4 Minute Read:
We are really privileged to have many patients referred to us from ophthalmologists and optometrists in consideration of a ptosis repair (a lift of droopy upper lids) or blepharoplasty (the removal of skin excess and fat volumes from heavy upper eyelids). My background is ophthalmology, and many of these referrals are from my valued, long-term colleagues.
These patients are actually disabled from the position of their upper eyelids: the superior visual field is obstructed and they can’t see as well as they should. Reading, watching television or looking at a monitor for prolonged periods is an effort that leads to premature fatigue and can’t be sustained.
It can be worse than that though. Trail runners can suffer head lacerations from hitting low lying branches. Patients sometimes say that when they drive, cars appear at their side that they didn’t see in the mirror and they narrowly avoid accidents because their blind spot is enlarged. If they are lucky, they are only scared; however, some patients admit that they’ve had more than close calls—namely, a few recent accidents.
In the case where we can prove visual field obstruction, some insurance companies pay for the surgical repair of the droop.
Surgery to lift the mechanical obstruction to vision results in visual improvement and returns your eye appearance to how it is supposed to look.
Blepharoplasty is the most common cosmetic plastic surgery performed on the face, so you are supposed to look better, right? You now have less fullness in the upper lids and a more defined eyelid crease—the line over which the excess skin folds may become sharper and more elegant.
BUT, there is an issue with doing upper eyelid surgery alone, when the concern is how you will look after surgery. This issue is the look of the brows.
When upper eyelid surgery is performed alone, your brows won’t look any better, and it may not change your appearance to the extent that you expect.
Often, because your problem has developed over time, the eyebrows do the heavy lifting—the brow actually lifts the upper eyelid. And like anything that is overused, the skin can stretch and become redundant, resulting in drooping of the forehead and eyebrows.
The aesthetic unit of the upper eyelids also comprises the eyebrows. When they are not addressed with the surgery, the net effect will be that the area may either look the same, or you or others may note that your appearance has changed. You may notice more skin redundancy in the upper eyelid outer corners. People may think subliminally that the new elegant upper lid position doesn’t go with the accentuated and now visible droop of the eyebrows, and they may ask you why you are so serious or even so angry.
You may feel that this upper eyelid redundancy represents more skin or fat that needed to be resected by the surgeon, but that’s not the case—more removal would only lessen the vertical expanse of skin and could pull the brows further down.
The eyebrows—and even the forehead—must be considered as part of the overall aesthetic of the upper eyelids. That means that to create a truly elegant and beautiful upper eyelid, the brow and sometimes forehead position need to be addressed. And for this, some type of brow lift may be necessary.

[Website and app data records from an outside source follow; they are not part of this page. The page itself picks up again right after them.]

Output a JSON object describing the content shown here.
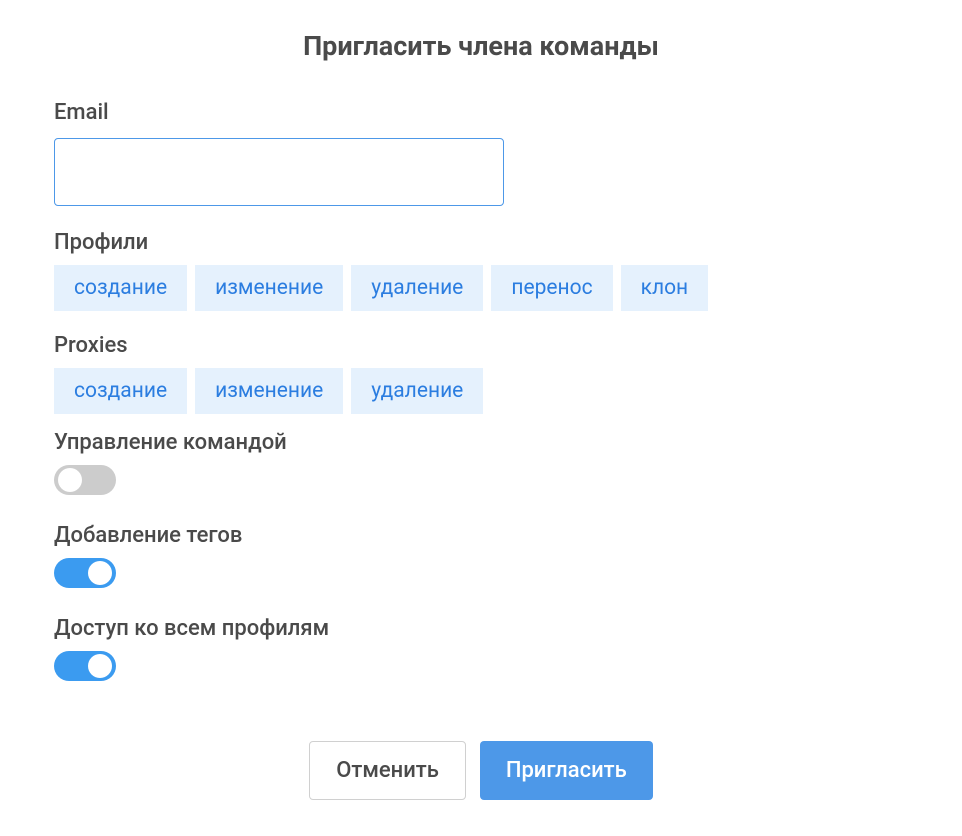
{
  "dialog": {
    "title": "Пригласить члена команды"
  },
  "email": {
    "label": "Email",
    "value": ""
  },
  "profiles": {
    "label": "Профили",
    "tags": [
      "создание",
      "изменение",
      "удаление",
      "перенос",
      "клон"
    ]
  },
  "proxies": {
    "label": "Proxies",
    "tags": [
      "создание",
      "изменение",
      "удаление"
    ]
  },
  "teamManagement": {
    "label": "Управление командой",
    "enabled": false
  },
  "addTags": {
    "label": "Добавление тегов",
    "enabled": true
  },
  "allProfilesAccess": {
    "label": "Доступ ко всем профилям",
    "enabled": true
  },
  "buttons": {
    "cancel": "Отменить",
    "invite": "Пригласить"
  }
}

We make patients who want upper eyelid surgery alone aware of this issue by showing them a series of patients who have elected to undergo eyelid surgery alone so they can judge the results for themselves. We compare them to patients who have undergone simultaneous brow lifts with their upper eyelid surgery, and we show them before-and-after photos of patients who have had upper eyelid surgery alone, who have been disappointed even after we warned them about the brow issues. Many of these patients have gone back and had successful brow lifts to show what the brow surgery alone does to improve appearance.
In this way, our patients can be fully informed as to whether a brow lift might be a reasonable decision.

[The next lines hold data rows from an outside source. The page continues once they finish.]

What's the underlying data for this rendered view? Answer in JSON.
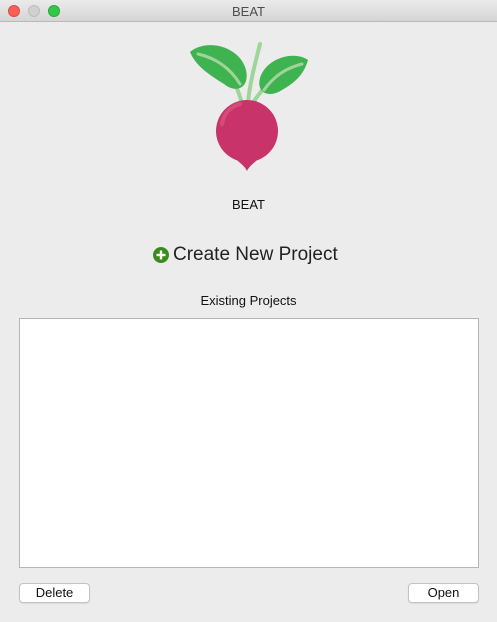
{
  "window": {
    "title": "BEAT"
  },
  "app": {
    "name": "BEAT",
    "logo_icon": "beetroot-logo-icon"
  },
  "create": {
    "label": "Create New Project",
    "icon": "plus-circle-icon",
    "icon_color": "#3b8a1f"
  },
  "existing": {
    "label": "Existing Projects",
    "items": []
  },
  "buttons": {
    "delete": "Delete",
    "open": "Open"
  },
  "colors": {
    "beet": "#c8336a",
    "leaf": "#3fb34f",
    "stem": "#9fd59a"
  }
}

Interested in Learning More?
If your drooping eyelids are affecting your range of vision, contact W Cosmetic Surgery by calling (610) 828-8880 to see if you are a candidate for upper eyelid surgery, brow lift surgery, or a combination of both.